Figure 2-11 Form View - Main Form and Subforms
Figure 2-12 Design View of a Form
Figure 2-13 Print Preview of a Report - Two Columns
Figure 2-14 Design View of a Report
Figure 2-15 Design View of a Macro
Figure 2-16 AutoExec Macro
Figure 2-17 Form to Add Address for Macro Example
Figure 2-18 Macro Group Name shows in Database Window
Figure 2-19 Design View of Macro showing Macro Name and Condition Columns
Figure 2-20 Assign a Macro to the Form BeforeUpdate Event
Figure 2-21 Property Sheet for Form showing Macro Assignment
Figure 2-22 Macro Assigned to Click Event of Command Button
Figure 2-23 Transparent Command Button is drawn on top of a Label Control
Figure 2-24 AutoKeys Macro showing how to set a Global Shortcut key
Figure 2-25 VBE (Visual Basic Editor) Design View of a Module
Figure 2-26 IntelliSense helps Write Code
Figure 4-1 Index Window showing Primary Key
Figure 4-2 Tools, Options - Delete AutoIndex Entries
Figure 4-3 Unique Index on StateName
Figure 4-4 Multi-Field Unique Index
Figure 5-1 Toolbox
Figure 5-2 Customize Form/Report Design Toolbar
Copyright 2008 Crystal. All rights Reserved.
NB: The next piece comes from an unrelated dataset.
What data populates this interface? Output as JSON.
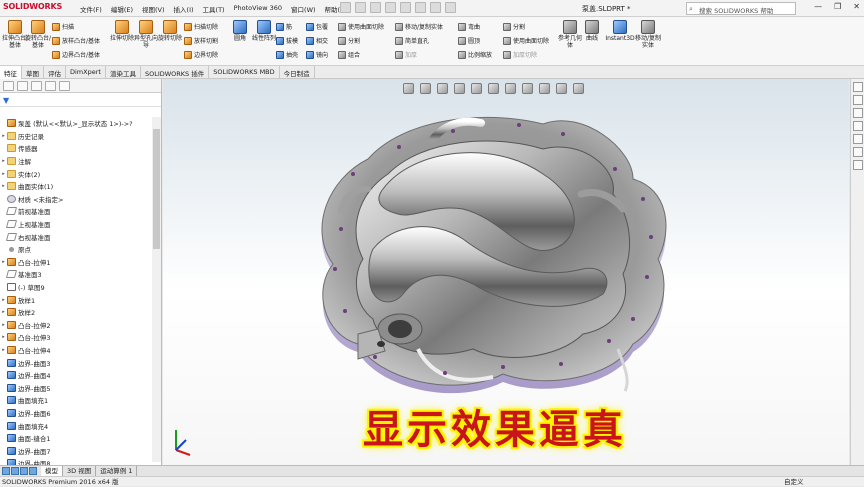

Access Basics for Programming: Table of Contents, List of Figures

Crystal

Jan 8, 2008, 97

Figure 5-3 Drag in ruler to Select Multiple Objects


Figure 5-4 Let go of the Mouse -- Anything the Line Touched is Selected
Figure 5-5 Select Object Combobox on Toolbar
Figure 5-6 Select Object using Combobox in Properties Window
Figure 5-7 Select Form (Or Report) by Clicking where Rulers Intersect
Figure 5-8 Name of Selected Object Appears in titlebar of Properties Window
Figure 5-9 Multiple Items Selected: Properties in common are Listed
Figure 5-10 Control with an Ambiguous Name
Figure 5-11 Change Name to match ControlSource for Bound Textbox Control
Figure 5-12 Name of a Subform is not necessarily the same as the SourceObject
Figure 5-13 Form RecordSource
Figure 5-14 RecordSource gives list of Tables and Queries
Figure 5-15 RecordSource can be SQL Statement
Figure 5-16 SQL Builder
Figure 5-17 Custom Color Palette - drag slider to lighten/darken color
Figure 5-18 Choose General Procedure from Combobox
Figure 5-19 Choose Code Object from Combobox
Figure 5-20 Object Events are Bold if the are Defined
Figure 5-21 Object Browser
Figure 5-22 Properties for a Control
Figure 5-23 Define an [Event Procedure]
Figure 5-24 Assign Function to an Event Property
Figure 5-25 Subform Control Selected
Figure 5-26 Form Contained by Subform Control is Selected
Figure 6-1 Datasheet View of a Phone List Query
Figure 6-2 Design View of a Phone List Query
Figure 6-3 SQL View of a Phone List Query

Copyright 2008 Crystal. All rights Reserved.